Sclerotherapy requires multiple sessions, since one to three injections are usually required to effectively treat any vein. Ten to 40 veins may be treated in one session. The same area should not be injected for four to six weeks to allow for complete healing, although other areas may be treated during this time.

The only discomfort during sclerotherapy is the sensation of small needle pricks. For two to four weeks after treatment, you will wear medical-grade support stockings. Walking and moderate exercise also can help speed recovery. Temporary reactions to the treatment might include slight swelling of the leg or foot, minor bruising, itching, redness, or mild soreness. Rare complications include telangiectatic matting (new, tiny blood vessels), skin ulcerations, and brown pigmentation around the treated vessels.

Once treated, the veins disappear over a period of six months and do not recur. However, sclerotherapy treatment cannot stop new varicose or spider veins from developing.

What are some other treatment options for dilated veins?

  • Photoderm – Intense, pulsed light can be used to treat small spider veins, certain sizes of varicose veins, and vascular birthmarks. This treatment might be recommended when sclerotherapy or laser therapy does not effectively treat the dilated vein. One to six treatments might be required to properly treat the area.
  • Laser therapy – Most effective for small facial and leg blood vessels, laser therapy heats the blood vessel and destroys it.
  • Surgical ligation/stripping – Severe varicose veins might require a surgical procedure in which the dilated vein is either removed or tied off through a small incision in the skin. The surgery is done in the hospital by a vascular surgeon.
  • VNUS catheter – This is a new technique that uses a radiofrequency device carried by a catheter to the incompetent (leaky) vein valve to seal off the varicose vein.

Cleveland Clinic Foundation offers a non-surgical procedure that uses laser light to eliminate spider veins, vascular birthmarks such as portwine stains, and facial blood vessels.
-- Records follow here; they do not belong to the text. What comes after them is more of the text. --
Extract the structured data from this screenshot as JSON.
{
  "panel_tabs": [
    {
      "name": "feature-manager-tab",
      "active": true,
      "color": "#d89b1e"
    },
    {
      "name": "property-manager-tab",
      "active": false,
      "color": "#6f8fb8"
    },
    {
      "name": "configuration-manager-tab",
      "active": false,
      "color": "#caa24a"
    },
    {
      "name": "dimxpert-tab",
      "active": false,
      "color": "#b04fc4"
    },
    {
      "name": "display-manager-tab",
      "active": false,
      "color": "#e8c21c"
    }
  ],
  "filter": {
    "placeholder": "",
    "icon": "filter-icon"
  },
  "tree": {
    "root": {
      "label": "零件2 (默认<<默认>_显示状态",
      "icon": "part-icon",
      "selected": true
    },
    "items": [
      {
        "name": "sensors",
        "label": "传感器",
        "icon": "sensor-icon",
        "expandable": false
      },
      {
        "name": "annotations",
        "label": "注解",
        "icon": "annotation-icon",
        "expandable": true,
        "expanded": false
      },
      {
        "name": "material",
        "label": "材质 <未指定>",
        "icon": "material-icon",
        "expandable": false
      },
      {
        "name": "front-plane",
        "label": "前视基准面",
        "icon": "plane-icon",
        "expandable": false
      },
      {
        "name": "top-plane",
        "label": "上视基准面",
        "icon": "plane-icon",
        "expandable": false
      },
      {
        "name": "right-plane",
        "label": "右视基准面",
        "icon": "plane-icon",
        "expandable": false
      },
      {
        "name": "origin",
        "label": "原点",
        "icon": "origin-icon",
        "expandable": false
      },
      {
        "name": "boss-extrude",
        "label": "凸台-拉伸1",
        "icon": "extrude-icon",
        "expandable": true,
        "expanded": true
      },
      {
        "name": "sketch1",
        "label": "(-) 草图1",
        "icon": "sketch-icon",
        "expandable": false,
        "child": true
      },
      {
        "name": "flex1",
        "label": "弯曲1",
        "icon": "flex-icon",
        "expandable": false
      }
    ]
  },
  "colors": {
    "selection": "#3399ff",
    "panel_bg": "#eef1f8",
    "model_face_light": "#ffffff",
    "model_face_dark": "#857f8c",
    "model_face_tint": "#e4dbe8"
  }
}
It has been successful in treating vascular lesions that have not responded to other therapies such as sclerotherapy or electrosurgery.

It is an individualized treatment plan designed according to the patient's skin type and the characteristics of the lesion.

Q. What are the benefits of treatment with the Versapulse laser?

A. Treatment with the Versapulse laser offers the following benefits:

  • no needles or injections
  • no anesthesia required
  • very slight pain – treatment feels like a pinprick
  • minimal to no bruising
  • treatment time is about 15-30 minutes
  • only 1-5 sessions required to achieve maximum clearance of blood vessels
  • no activity restriction after treatments, except to limit exposure to sunlight during treatments
  • no compression stockings required, in most cases

Q. What are the side effects?

A. Most side effects are short-term:

  • reddening of skin and local swelling usually disappears in 1-2 days
  • pain generally lasts only a few hours
  • change in pigmentation or skin color may occur but usually reverses within 2-3 months